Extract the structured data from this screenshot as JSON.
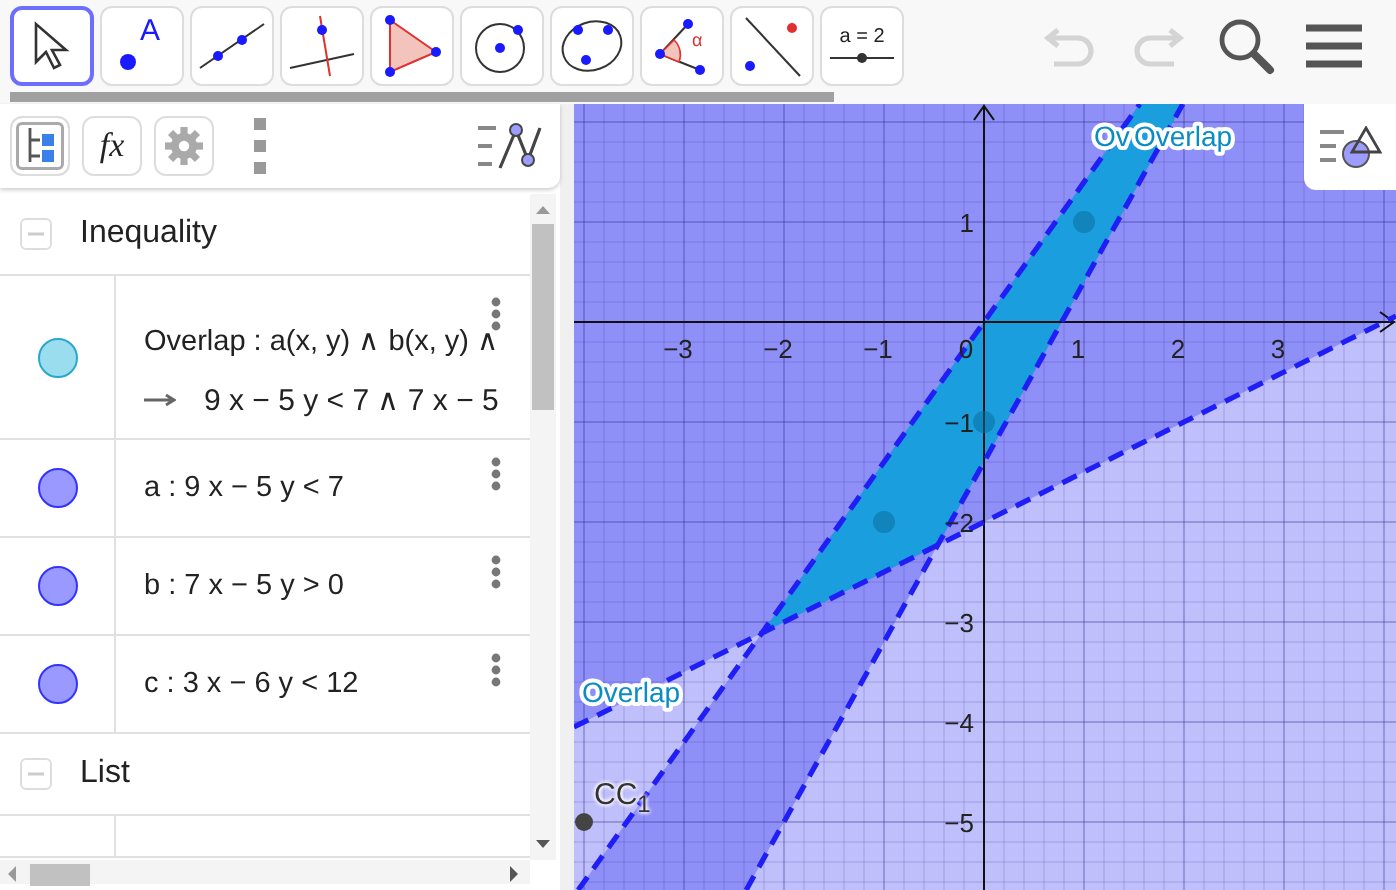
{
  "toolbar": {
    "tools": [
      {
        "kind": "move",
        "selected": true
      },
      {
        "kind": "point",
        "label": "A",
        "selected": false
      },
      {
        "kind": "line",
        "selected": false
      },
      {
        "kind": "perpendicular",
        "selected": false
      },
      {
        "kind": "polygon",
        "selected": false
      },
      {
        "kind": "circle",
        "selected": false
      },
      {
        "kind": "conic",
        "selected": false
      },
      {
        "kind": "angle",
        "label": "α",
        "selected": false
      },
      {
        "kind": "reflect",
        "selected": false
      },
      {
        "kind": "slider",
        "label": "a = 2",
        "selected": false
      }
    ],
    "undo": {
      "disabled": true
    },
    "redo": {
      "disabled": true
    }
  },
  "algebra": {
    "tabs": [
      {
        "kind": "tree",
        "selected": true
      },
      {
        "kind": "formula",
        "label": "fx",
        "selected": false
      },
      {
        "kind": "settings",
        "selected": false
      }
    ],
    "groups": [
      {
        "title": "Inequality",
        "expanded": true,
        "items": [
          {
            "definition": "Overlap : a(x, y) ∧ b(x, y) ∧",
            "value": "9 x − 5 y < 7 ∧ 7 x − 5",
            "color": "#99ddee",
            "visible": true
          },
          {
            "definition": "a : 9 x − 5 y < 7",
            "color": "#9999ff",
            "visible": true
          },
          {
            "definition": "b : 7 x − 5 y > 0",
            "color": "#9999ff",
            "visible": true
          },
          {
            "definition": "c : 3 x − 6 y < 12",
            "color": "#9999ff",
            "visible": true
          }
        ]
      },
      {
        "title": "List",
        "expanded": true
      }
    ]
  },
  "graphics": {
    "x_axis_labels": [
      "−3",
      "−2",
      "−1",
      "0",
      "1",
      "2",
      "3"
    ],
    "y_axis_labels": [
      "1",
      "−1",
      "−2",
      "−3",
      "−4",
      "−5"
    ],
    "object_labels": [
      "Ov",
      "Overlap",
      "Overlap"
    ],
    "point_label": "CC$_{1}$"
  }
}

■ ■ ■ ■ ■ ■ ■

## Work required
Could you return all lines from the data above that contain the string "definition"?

## Problem solution
            "definition": "Overlap : a(x, y) ∧ b(x, y) ∧",
            "definition": "a : 9 x − 5 y < 7",
            "definition": "b : 7 x − 5 y > 0",
            "definition": "c : 3 x − 6 y < 12",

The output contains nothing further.